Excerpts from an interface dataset
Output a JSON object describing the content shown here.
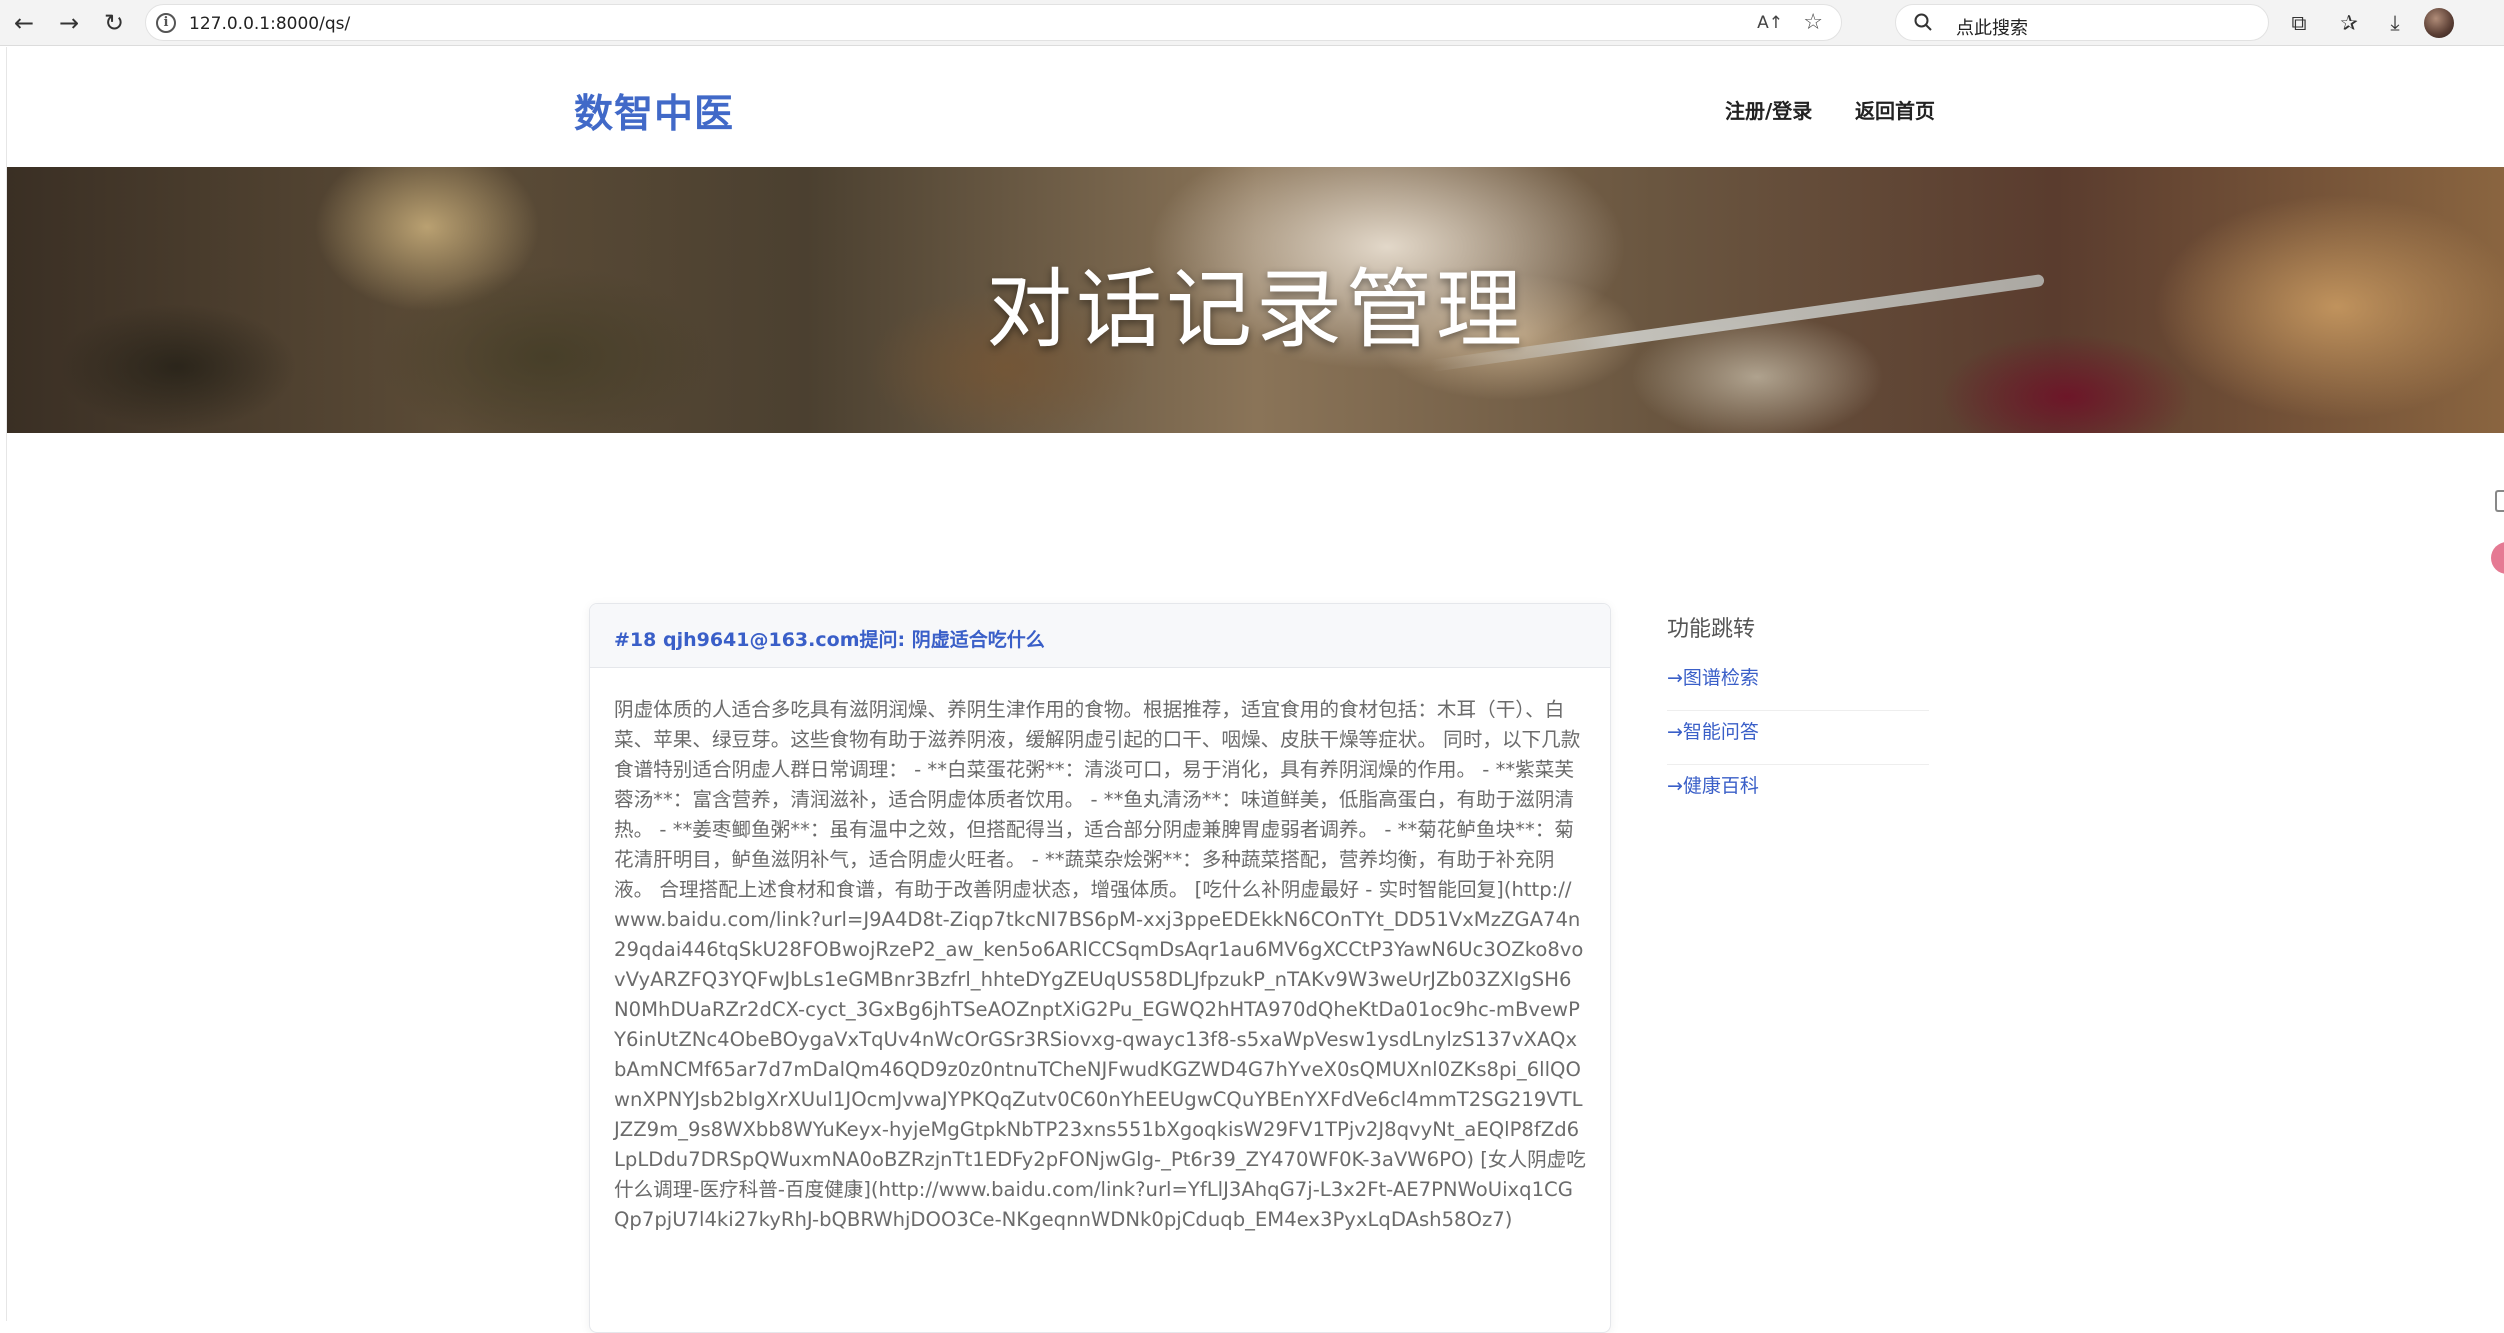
{
  "browser": {
    "url": "127.0.0.1:8000/qs/",
    "search_placeholder": "点此搜索",
    "info_glyph": "i",
    "read_aloud_glyph": "A↑",
    "back_glyph": "←",
    "forward_glyph": "→",
    "reload_glyph": "↻",
    "favorite_glyph": "☆",
    "extensions_glyph": "⧉",
    "favorites_bar_glyph": "✰",
    "download_glyph": "⤓"
  },
  "site": {
    "logo": "数智中医",
    "nav": {
      "register_login": "注册/登录",
      "home": "返回首页"
    }
  },
  "hero": {
    "title": "对话记录管理"
  },
  "record": {
    "title": "#18 qjh9641@163.com提问: 阴虚适合吃什么",
    "answer": "阴虚体质的人适合多吃具有滋阴润燥、养阴生津作用的食物。根据推荐，适宜食用的食材包括：木耳（干）、白菜、苹果、绿豆芽。这些食物有助于滋养阴液，缓解阴虚引起的口干、咽燥、皮肤干燥等症状。 同时，以下几款食谱特别适合阴虚人群日常调理： - **白菜蛋花粥**：清淡可口，易于消化，具有养阴润燥的作用。 - **紫菜芙蓉汤**：富含营养，清润滋补，适合阴虚体质者饮用。 - **鱼丸清汤**：味道鲜美，低脂高蛋白，有助于滋阴清热。 - **姜枣鲫鱼粥**：虽有温中之效，但搭配得当，适合部分阴虚兼脾胃虚弱者调养。 - **菊花鲈鱼块**：菊花清肝明目，鲈鱼滋阴补气，适合阴虚火旺者。 - **蔬菜杂烩粥**：多种蔬菜搭配，营养均衡，有助于补充阴液。 合理搭配上述食材和食谱，有助于改善阴虚状态，增强体质。 [吃什么补阴虚最好 - 实时智能回复](http://www.baidu.com/link?url=J9A4D8t-Ziqp7tkcNI7BS6pM-xxj3ppeEDEkkN6COnTYt_DD51VxMzZGA74n29qdai446tqSkU28FOBwojRzeP2_aw_ken5o6ARlCCSqmDsAqr1au6MV6gXCCtP3YawN6Uc3OZko8vovVyARZFQ3YQFwJbLs1eGMBnr3Bzfrl_hhteDYgZEUqUS58DLJfpzukP_nTAKv9W3weUrJZb03ZXIgSH6N0MhDUaRZr2dCX-cyct_3GxBg6jhTSeAOZnptXiG2Pu_EGWQ2hHTA970dQheKtDa01oc9hc-mBvewPY6inUtZNc4ObeBOygaVxTqUv4nWcOrGSr3RSiovxg-qwayc13f8-s5xaWpVesw1ysdLnylzS137vXAQxbAmNCMf65ar7d7mDalQm46QD9z0z0ntnuTCheNJFwudKGZWD4G7hYveX0sQMUXnl0ZKs8pi_6llQOwnXPNYJsb2bIgXrXUul1JOcmJvwaJYPKQqZutv0C60nYhEEUgwCQuYBEnYXFdVe6cl4mmT2SG219VTLJZZ9m_9s8WXbb8WYuKeyx-hyjeMgGtpkNbTP23xns551bXgoqkisW29FV1TPjv2J8qvyNt_aEQlP8fZd6LpLDdu7DRSpQWuxmNA0oBZRzjnTt1EDFy2pFONjwGlg-_Pt6r39_ZY470WF0K-3aVW6PO) [女人阴虚吃什么调理-医疗科普-百度健康](http://www.baidu.com/link?url=YfLlJ3AhqG7j-L3x2Ft-AE7PNWoUixq1CGQp7pjU7l4ki27kyRhJ-bQBRWhjDOO3Ce-NKgeqnnWDNk0pjCduqb_EM4ex3PyxLqDAsh58Oz7)"
  },
  "sidebar": {
    "title": "功能跳转",
    "links": [
      "→图谱检索",
      "→智能问答",
      "→健康百科"
    ]
  }
}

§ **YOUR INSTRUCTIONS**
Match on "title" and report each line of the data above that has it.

§ **TASK RESULT**
    "title": "对话记录管理"
    "title": "#18 qjh9641@163.com提问: 阴虚适合吃什么",
    "title": "功能跳转",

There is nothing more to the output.